When the time came to enroll in college, playing a collegiate sport was a major factor in her decision. Hogan originally sought to play basketball in college, but encouragement from her parents led her to the lacrosse route. The choice ultimately came down to RWU and James Madison University in Harrisonburg, Virginia. With lacrosse not an option at JMU, a Division I program, Hogan enrolled at RWU unrecruited, taking the chance on competing for a roster spot in the women’s lacrosse program.

Since then, her résumé speaks for itself. In her rookie season, she earned a spot on the All-CCC Third Team. She’s earned All-CCC First Team twice, CCC Offensive Player of the Year in 2017 and helped lead the Hawks to the 2016 CCC title.

“That was probably a huge highlight,” Hogan said. “Especially since it was never done before and making it to the N.C.A.A. Tournament was huge for our program. That’s definitely probably the highlight of my four years here.”

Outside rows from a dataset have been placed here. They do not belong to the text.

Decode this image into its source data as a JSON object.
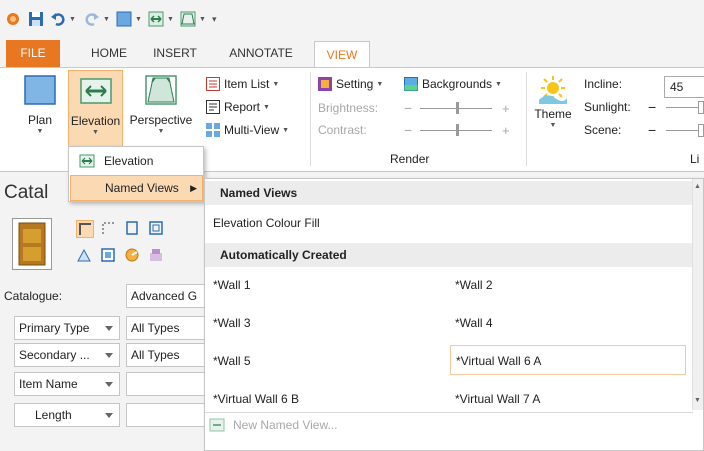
{
  "colors": {
    "accent": "#e87722",
    "highlight": "#fbd9b2",
    "highlight_border": "#f3b16b"
  },
  "tabs": [
    {
      "label": "FILE"
    },
    {
      "label": "HOME"
    },
    {
      "label": "INSERT"
    },
    {
      "label": "ANNOTATE"
    },
    {
      "label": "VIEW"
    }
  ],
  "ribbon": {
    "plan_label": "Plan",
    "elevation_label": "Elevation",
    "perspective_label": "Perspective",
    "item_list_label": "Item List",
    "report_label": "Report",
    "multi_view_label": "Multi-View",
    "setting_label": "Setting",
    "backgrounds_label": "Backgrounds",
    "brightness_label": "Brightness:",
    "contrast_label": "Contrast:",
    "render_group_label": "Render",
    "theme_label": "Theme",
    "incline_label": "Incline:",
    "incline_value": "45",
    "sunlight_label": "Sunlight:",
    "scene_label": "Scene:",
    "partial_group_label": "Li"
  },
  "menu": {
    "elevation_label": "Elevation",
    "named_views_label": "Named Views"
  },
  "left_panel": {
    "title": "Catal",
    "catalogue_label": "Catalogue:",
    "catalogue_value": "Advanced G",
    "primary_type_label": "Primary Type",
    "primary_type_value": "All Types",
    "secondary_label": "Secondary ...",
    "secondary_value": "All Types",
    "item_name_label": "Item Name",
    "item_name_value": "",
    "length_label": "Length",
    "length_value": ""
  },
  "gallery": {
    "named_views_header": "Named Views",
    "named_views": [
      "Elevation Colour Fill"
    ],
    "auto_header": "Automatically Created",
    "auto_items": [
      "*Wall 1",
      "*Wall 2",
      "*Wall 3",
      "*Wall 4",
      "*Wall 5",
      "*Virtual Wall 6 A",
      "*Virtual Wall 6 B",
      "*Virtual Wall 7 A"
    ],
    "new_named_view_label": "New Named View..."
  }
}
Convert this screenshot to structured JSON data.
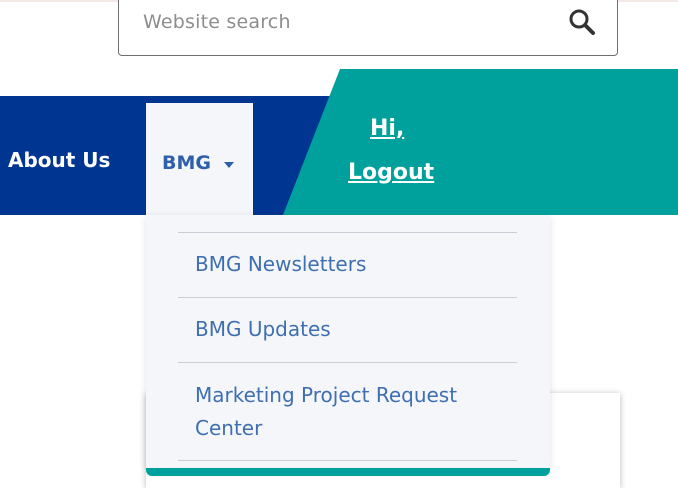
{
  "search": {
    "placeholder": "Website search"
  },
  "nav": {
    "about_label": "About Us",
    "bmg_label": "BMG"
  },
  "user": {
    "greeting": "Hi,",
    "logout_label": "Logout"
  },
  "dropdown": {
    "items": [
      {
        "label": "BMG Newsletters"
      },
      {
        "label": "BMG Updates"
      },
      {
        "label": "Marketing Project Request Center"
      }
    ]
  },
  "colors": {
    "nav_blue": "#003591",
    "teal": "#00a19d",
    "link_blue": "#3f6fb0",
    "dropdown_bg": "#f4f6fa"
  },
  "icons": {
    "search": "search-icon",
    "caret": "caret-down-icon"
  }
}
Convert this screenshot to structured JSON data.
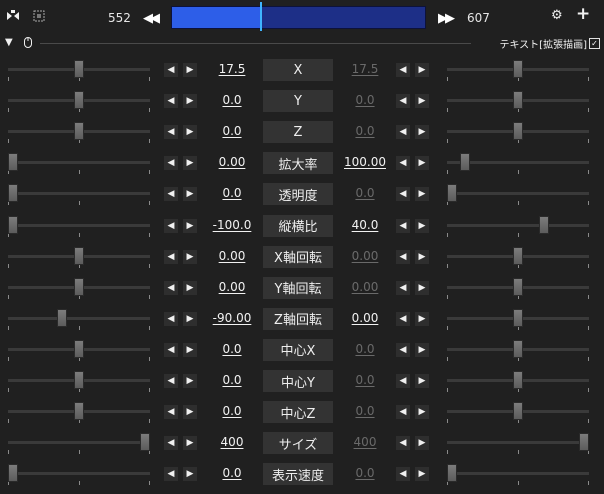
{
  "toolbar": {
    "camera_icon": "camera-icon",
    "frame_icon": "frame-select-icon",
    "start_frame": "552",
    "end_frame": "607",
    "prev_symbol": "◀◀",
    "next_symbol": "▶▶",
    "settings_symbol": "⚙",
    "add_symbol": "+",
    "timeline_progress": 0.35
  },
  "header_row": {
    "collapse_symbol": "▼",
    "mouse_symbol": "🖱",
    "extended_draw_label": "テキスト[拡張描画]",
    "extended_draw_checked": "✓"
  },
  "arrows": {
    "left": "◀",
    "right": "▶"
  },
  "params": [
    {
      "label": "X",
      "left": "17.5",
      "right": "17.5",
      "right_active": false,
      "left_slider": 0.5,
      "right_slider": 0.5
    },
    {
      "label": "Y",
      "left": "0.0",
      "right": "0.0",
      "right_active": false,
      "left_slider": 0.5,
      "right_slider": 0.5
    },
    {
      "label": "Z",
      "left": "0.0",
      "right": "0.0",
      "right_active": false,
      "left_slider": 0.5,
      "right_slider": 0.5
    },
    {
      "label": "拡大率",
      "left": "0.00",
      "right": "100.00",
      "right_active": true,
      "left_slider": 0.0,
      "right_slider": 0.1
    },
    {
      "label": "透明度",
      "left": "0.0",
      "right": "0.0",
      "right_active": false,
      "left_slider": 0.0,
      "right_slider": 0.0
    },
    {
      "label": "縦横比",
      "left": "-100.0",
      "right": "40.0",
      "right_active": true,
      "left_slider": 0.0,
      "right_slider": 0.7
    },
    {
      "label": "X軸回転",
      "left": "0.00",
      "right": "0.00",
      "right_active": false,
      "left_slider": 0.5,
      "right_slider": 0.5
    },
    {
      "label": "Y軸回転",
      "left": "0.00",
      "right": "0.00",
      "right_active": false,
      "left_slider": 0.5,
      "right_slider": 0.5
    },
    {
      "label": "Z軸回転",
      "left": "-90.00",
      "right": "0.00",
      "right_active": true,
      "left_slider": 0.37,
      "right_slider": 0.5
    },
    {
      "label": "中心X",
      "left": "0.0",
      "right": "0.0",
      "right_active": false,
      "left_slider": 0.5,
      "right_slider": 0.5
    },
    {
      "label": "中心Y",
      "left": "0.0",
      "right": "0.0",
      "right_active": false,
      "left_slider": 0.5,
      "right_slider": 0.5
    },
    {
      "label": "中心Z",
      "left": "0.0",
      "right": "0.0",
      "right_active": false,
      "left_slider": 0.5,
      "right_slider": 0.5
    },
    {
      "label": "サイズ",
      "left": "400",
      "right": "400",
      "right_active": false,
      "left_slider": 1.0,
      "right_slider": 1.0
    },
    {
      "label": "表示速度",
      "left": "0.0",
      "right": "0.0",
      "right_active": false,
      "left_slider": 0.0,
      "right_slider": 0.0
    }
  ]
}
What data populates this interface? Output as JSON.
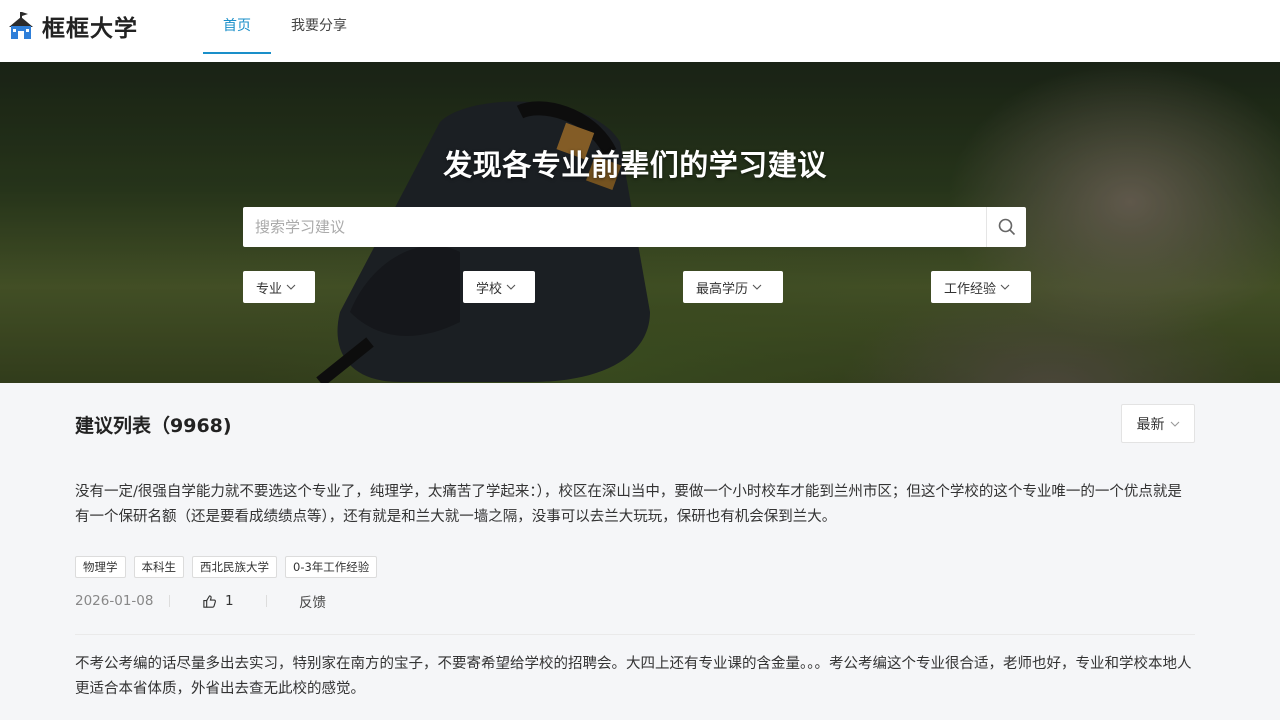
{
  "brand": {
    "name": "框框大学"
  },
  "nav": {
    "items": [
      {
        "label": "首页"
      },
      {
        "label": "我要分享"
      }
    ]
  },
  "hero": {
    "title": "发现各专业前辈们的学习建议",
    "search_placeholder": "搜索学习建议",
    "filters": [
      {
        "label": "专业"
      },
      {
        "label": "学校"
      },
      {
        "label": "最高学历"
      },
      {
        "label": "工作经验"
      }
    ]
  },
  "list": {
    "title": "建议列表（9968)",
    "sort_label": "最新",
    "items": [
      {
        "text": "没有一定/很强自学能力就不要选这个专业了，纯理学，太痛苦了学起来：），校区在深山当中，要做一个小时校车才能到兰州市区；但这个学校的这个专业唯一的一个优点就是有一个保研名额（还是要看成绩绩点等），还有就是和兰大就一墙之隔，没事可以去兰大玩玩，保研也有机会保到兰大。",
        "tags": [
          "物理学",
          "本科生",
          "西北民族大学",
          "0-3年工作经验"
        ],
        "date": "2026-01-08",
        "likes": "1",
        "feedback": "反馈"
      },
      {
        "text": "不考公考编的话尽量多出去实习，特别家在南方的宝子，不要寄希望给学校的招聘会。大四上还有专业课的含金量。。。考公考编这个专业很合适，老师也好，专业和学校本地人更适合本省体质，外省出去查无此校的感觉。"
      }
    ]
  },
  "icons": {
    "logo": "school-house-icon",
    "search": "search-icon",
    "chevron": "chevron-down-icon",
    "like": "thumbs-up-icon"
  },
  "colors": {
    "accent": "#1a8fc9"
  }
}
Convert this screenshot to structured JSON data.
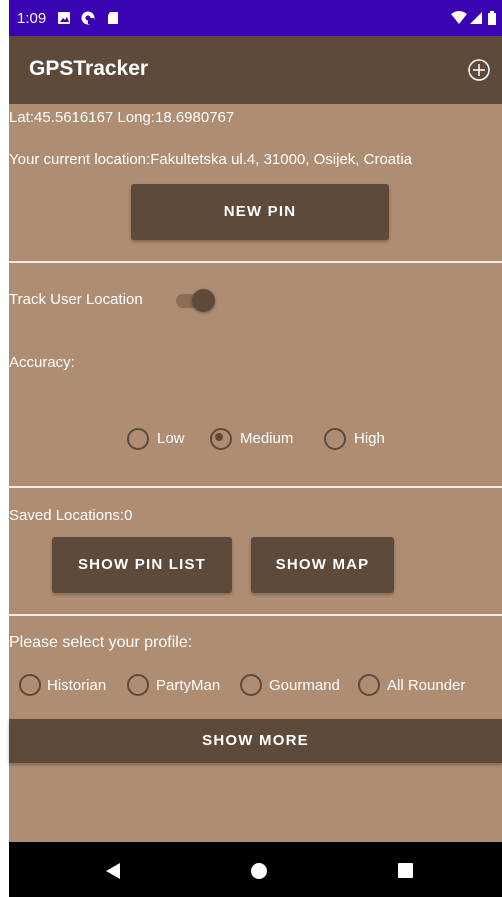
{
  "status_bar": {
    "time": "1:09",
    "icons": [
      "image-icon",
      "pocket-casts-icon",
      "sd-card-icon",
      "wifi-icon",
      "signal-icon",
      "battery-icon"
    ]
  },
  "app_bar": {
    "title": "GPSTracker",
    "add_icon": "add-circle-icon"
  },
  "location": {
    "coords": "Lat:45.5616167   Long:18.6980767",
    "address": "Your current location:Fakultetska ul.4, 31000, Osijek, Croatia",
    "new_pin_label": "NEW PIN"
  },
  "tracking": {
    "track_label": "Track User Location",
    "track_enabled": true,
    "accuracy_label": "Accuracy:",
    "accuracy_options": [
      "Low",
      "Medium",
      "High"
    ],
    "accuracy_selected": "Medium"
  },
  "saved": {
    "count_label": "Saved Locations:0",
    "show_pin_list_label": "SHOW PIN LIST",
    "show_map_label": "SHOW MAP"
  },
  "profile": {
    "prompt": "Please select your profile:",
    "options": [
      "Historian",
      "PartyMan",
      "Gourmand",
      "All Rounder"
    ],
    "selected": null,
    "show_more_label": "SHOW MORE"
  },
  "colors": {
    "status_bar": "#3a03b3",
    "app_bar": "#5d4a3a",
    "background": "#ae8d73",
    "button": "#5d4a3a",
    "nav_bar": "#000000"
  },
  "nav": {
    "icons": [
      "back-icon",
      "home-icon",
      "recents-icon"
    ]
  }
}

She also has a great chance of surpassing Kelsey Rahilly this season for the No. 1 spot on the RWU All-Time Career Points list.

While Hogan has experienced much athletic success throughout her playing career, she actually faced a little adversity when she first arrived at RWU. The adjustment of going from a high school student-athlete to a college student-athlete was at times difficult and demanding. As a freshman, some professors were not as understanding of her athletic commitments and responsibilities as others while the workload became hard to manage and what seemed like little time to have any freedom.

“I had pretty good time management skills, but I kind of had to realize how much more I needed to sacrifice for the team with 6 a.m. lifts, to two-hour practices, to scout sessions on our next opponent,” Hogan said. “I kind of had to switch everything around and it was definitely hard and there were some points where I questioned why I played, but my love for the game never changed.”

Obviously, things for Hogan turned out alright. Now in the final month and a half of her college career, Hogan’s beginning to realize that her journey is coming full circle.

“Playing lacrosse the seniors would always say, ‘Take it in. Take it in. It flies by,’” Hogan said. “Looking back at it, it definitely did fly by, but I don’t think I could have asked honestly for a more perfect experience. Everything panned out the way I think it was meant to be.”

In the handful of times left she’ll suit up, donning her No. 11 jersey on the Bayside Field turf, she’s as determined as ever to compete and leave it all out on the field.

“Knowing that this is my last year, I don’t want to hold back because after this there’s probably no more playing again.”

Click here for the published article.